> [EXERCISE BRIEF] Copy out all the lines in the records that include the word "JSON".

Items from an interface collection:
· · ·

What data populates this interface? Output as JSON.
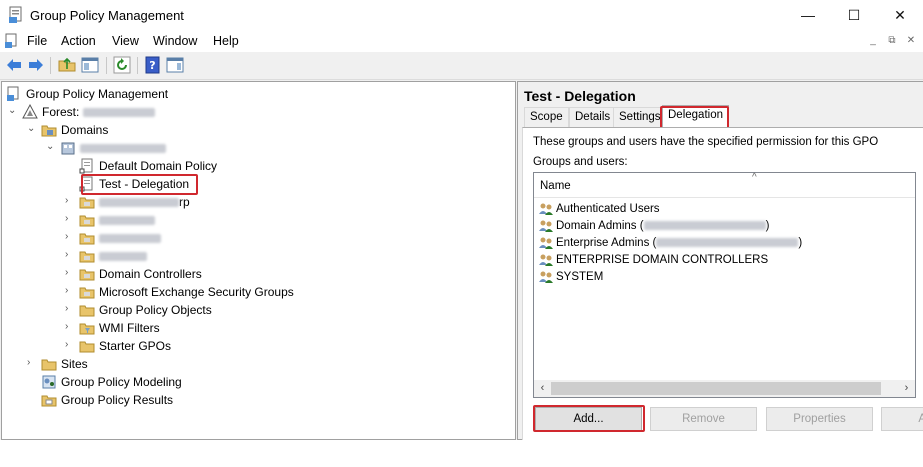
{
  "window": {
    "title": "Group Policy Management",
    "buttons": {
      "minimize": "—",
      "maximize": "☐",
      "close": "✕"
    }
  },
  "menu": {
    "items": [
      "File",
      "Action",
      "View",
      "Window",
      "Help"
    ],
    "mdi": {
      "minimize": "_",
      "restore": "⧉",
      "close": "✕"
    }
  },
  "tree": {
    "root": "Group Policy Management",
    "forest": "Forest:",
    "domains": "Domains",
    "default_domain_policy": "Default Domain Policy",
    "test_delegation": "Test - Delegation",
    "ou_partial": "rp",
    "domain_controllers": "Domain Controllers",
    "exchange_groups": "Microsoft Exchange Security Groups",
    "gpo": "Group Policy Objects",
    "wmi_filters": "WMI Filters",
    "starter_gpos": "Starter GPOs",
    "sites": "Sites",
    "modeling": "Group Policy Modeling",
    "results": "Group Policy Results"
  },
  "details": {
    "title": "Test - Delegation",
    "tabs": [
      "Scope",
      "Details",
      "Settings",
      "Delegation"
    ],
    "active_tab": "Delegation",
    "description": "These groups and users have the specified permission for this GPO",
    "groups_label": "Groups and users:",
    "column_name": "Name",
    "entries": [
      {
        "name": "Authenticated Users"
      },
      {
        "name": "Domain Admins (",
        "suffix": ")"
      },
      {
        "name": "Enterprise Admins (",
        "suffix": ")"
      },
      {
        "name": "ENTERPRISE DOMAIN CONTROLLERS"
      },
      {
        "name": "SYSTEM"
      }
    ],
    "buttons": {
      "add": "Add...",
      "remove": "Remove",
      "properties": "Properties",
      "advanced": "A"
    }
  },
  "colors": {
    "highlight": "#d0282e",
    "folder": "#e8c46a",
    "selection_border": "#d0282e"
  },
  "icons": [
    "gpm-icon",
    "forest-icon",
    "domain-icon",
    "gpo-link-icon",
    "ou-folder-icon",
    "group-icon",
    "back-arrow-icon",
    "forward-arrow-icon",
    "up-folder-icon",
    "refresh-icon",
    "help-icon"
  ]
}
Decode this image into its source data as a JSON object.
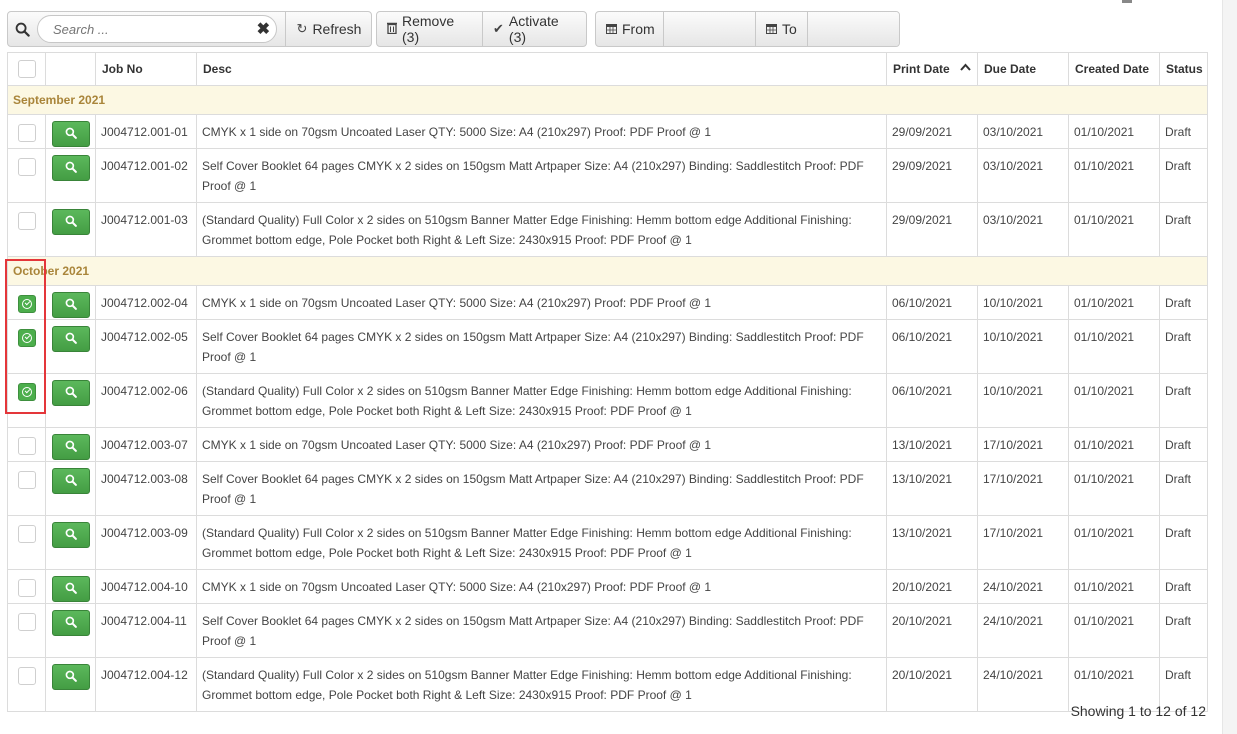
{
  "toolbar": {
    "search_placeholder": "Search ...",
    "refresh_label": "Refresh",
    "remove_label": "Remove (3)",
    "activate_label": "Activate (3)",
    "from_label": "From",
    "to_label": "To"
  },
  "columns": {
    "job_no": "Job No",
    "desc": "Desc",
    "print_date": "Print Date",
    "due_date": "Due Date",
    "created_date": "Created Date",
    "status": "Status"
  },
  "groups": [
    {
      "label": "September 2021",
      "rows": [
        {
          "checked": false,
          "job_no": "J004712.001-01",
          "desc": "CMYK x 1 side on 70gsm Uncoated Laser QTY: 5000 Size: A4 (210x297) Proof: PDF Proof @ 1",
          "print_date": "29/09/2021",
          "due_date": "03/10/2021",
          "created_date": "01/10/2021",
          "status": "Draft"
        },
        {
          "checked": false,
          "job_no": "J004712.001-02",
          "desc": "Self Cover Booklet 64 pages CMYK x 2 sides on 150gsm Matt Artpaper Size: A4 (210x297) Binding: Saddlestitch Proof: PDF Proof @ 1",
          "print_date": "29/09/2021",
          "due_date": "03/10/2021",
          "created_date": "01/10/2021",
          "status": "Draft"
        },
        {
          "checked": false,
          "job_no": "J004712.001-03",
          "desc": "(Standard Quality) Full Color x 2 sides on 510gsm Banner Matter Edge Finishing: Hemm bottom edge Additional Finishing: Grommet bottom edge, Pole Pocket both Right & Left Size: 2430x915 Proof: PDF Proof @ 1",
          "print_date": "29/09/2021",
          "due_date": "03/10/2021",
          "created_date": "01/10/2021",
          "status": "Draft"
        }
      ]
    },
    {
      "label": "October 2021",
      "rows": [
        {
          "checked": true,
          "job_no": "J004712.002-04",
          "desc": "CMYK x 1 side on 70gsm Uncoated Laser QTY: 5000 Size: A4 (210x297) Proof: PDF Proof @ 1",
          "print_date": "06/10/2021",
          "due_date": "10/10/2021",
          "created_date": "01/10/2021",
          "status": "Draft"
        },
        {
          "checked": true,
          "job_no": "J004712.002-05",
          "desc": "Self Cover Booklet 64 pages CMYK x 2 sides on 150gsm Matt Artpaper Size: A4 (210x297) Binding: Saddlestitch Proof: PDF Proof @ 1",
          "print_date": "06/10/2021",
          "due_date": "10/10/2021",
          "created_date": "01/10/2021",
          "status": "Draft"
        },
        {
          "checked": true,
          "job_no": "J004712.002-06",
          "desc": "(Standard Quality) Full Color x 2 sides on 510gsm Banner Matter Edge Finishing: Hemm bottom edge Additional Finishing: Grommet bottom edge, Pole Pocket both Right & Left Size: 2430x915 Proof: PDF Proof @ 1",
          "print_date": "06/10/2021",
          "due_date": "10/10/2021",
          "created_date": "01/10/2021",
          "status": "Draft"
        },
        {
          "checked": false,
          "job_no": "J004712.003-07",
          "desc": "CMYK x 1 side on 70gsm Uncoated Laser QTY: 5000 Size: A4 (210x297) Proof: PDF Proof @ 1",
          "print_date": "13/10/2021",
          "due_date": "17/10/2021",
          "created_date": "01/10/2021",
          "status": "Draft"
        },
        {
          "checked": false,
          "job_no": "J004712.003-08",
          "desc": "Self Cover Booklet 64 pages CMYK x 2 sides on 150gsm Matt Artpaper Size: A4 (210x297) Binding: Saddlestitch Proof: PDF Proof @ 1",
          "print_date": "13/10/2021",
          "due_date": "17/10/2021",
          "created_date": "01/10/2021",
          "status": "Draft"
        },
        {
          "checked": false,
          "job_no": "J004712.003-09",
          "desc": "(Standard Quality) Full Color x 2 sides on 510gsm Banner Matter Edge Finishing: Hemm bottom edge Additional Finishing: Grommet bottom edge, Pole Pocket both Right & Left Size: 2430x915 Proof: PDF Proof @ 1",
          "print_date": "13/10/2021",
          "due_date": "17/10/2021",
          "created_date": "01/10/2021",
          "status": "Draft"
        },
        {
          "checked": false,
          "job_no": "J004712.004-10",
          "desc": "CMYK x 1 side on 70gsm Uncoated Laser QTY: 5000 Size: A4 (210x297) Proof: PDF Proof @ 1",
          "print_date": "20/10/2021",
          "due_date": "24/10/2021",
          "created_date": "01/10/2021",
          "status": "Draft"
        },
        {
          "checked": false,
          "job_no": "J004712.004-11",
          "desc": "Self Cover Booklet 64 pages CMYK x 2 sides on 150gsm Matt Artpaper Size: A4 (210x297) Binding: Saddlestitch Proof: PDF Proof @ 1",
          "print_date": "20/10/2021",
          "due_date": "24/10/2021",
          "created_date": "01/10/2021",
          "status": "Draft"
        },
        {
          "checked": false,
          "job_no": "J004712.004-12",
          "desc": "(Standard Quality) Full Color x 2 sides on 510gsm Banner Matter Edge Finishing: Hemm bottom edge Additional Finishing: Grommet bottom edge, Pole Pocket both Right & Left Size: 2430x915 Proof: PDF Proof @ 1",
          "print_date": "20/10/2021",
          "due_date": "24/10/2021",
          "created_date": "01/10/2021",
          "status": "Draft"
        }
      ]
    }
  ],
  "footer": {
    "info": "Showing 1 to 12 of 12"
  },
  "colors": {
    "accent_green": "#5cb85c",
    "group_bg": "#fcf8e3",
    "group_text": "#a9853a",
    "highlight_red": "#e4363a"
  },
  "icons": {
    "search": "search-icon",
    "clear": "close-icon",
    "refresh": "refresh-icon",
    "remove": "trash-icon",
    "activate": "check-icon",
    "calendar": "calendar-icon",
    "view": "magnifier-icon",
    "sort": "sort-asc-icon"
  }
}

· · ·

> [WRITTEN REPLY]
What data populates this interface? Output as JSON.
Decode this image into its source data as a JSON object.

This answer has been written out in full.